(ASSIGNMENT): Which lines of the records below contain the word "icon"? Report each of them in full.

(Dataset records):
-- -- --

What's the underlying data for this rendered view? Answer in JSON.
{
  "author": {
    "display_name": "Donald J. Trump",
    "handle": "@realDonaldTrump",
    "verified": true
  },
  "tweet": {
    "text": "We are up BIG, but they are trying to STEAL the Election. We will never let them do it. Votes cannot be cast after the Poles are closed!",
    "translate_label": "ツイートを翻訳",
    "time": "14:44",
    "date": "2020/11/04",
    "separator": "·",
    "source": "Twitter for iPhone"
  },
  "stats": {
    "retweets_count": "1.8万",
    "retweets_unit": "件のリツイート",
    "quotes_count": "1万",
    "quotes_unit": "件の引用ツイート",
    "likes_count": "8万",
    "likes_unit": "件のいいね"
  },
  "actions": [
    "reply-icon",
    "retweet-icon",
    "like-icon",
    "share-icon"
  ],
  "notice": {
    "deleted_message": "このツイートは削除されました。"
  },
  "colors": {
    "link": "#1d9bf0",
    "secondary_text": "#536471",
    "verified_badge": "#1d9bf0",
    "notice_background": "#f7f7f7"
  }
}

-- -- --

(SOLUTION FOR THIS PROBLEM):
    "reply-icon",
    "retweet-icon",
    "like-icon",
    "share-icon"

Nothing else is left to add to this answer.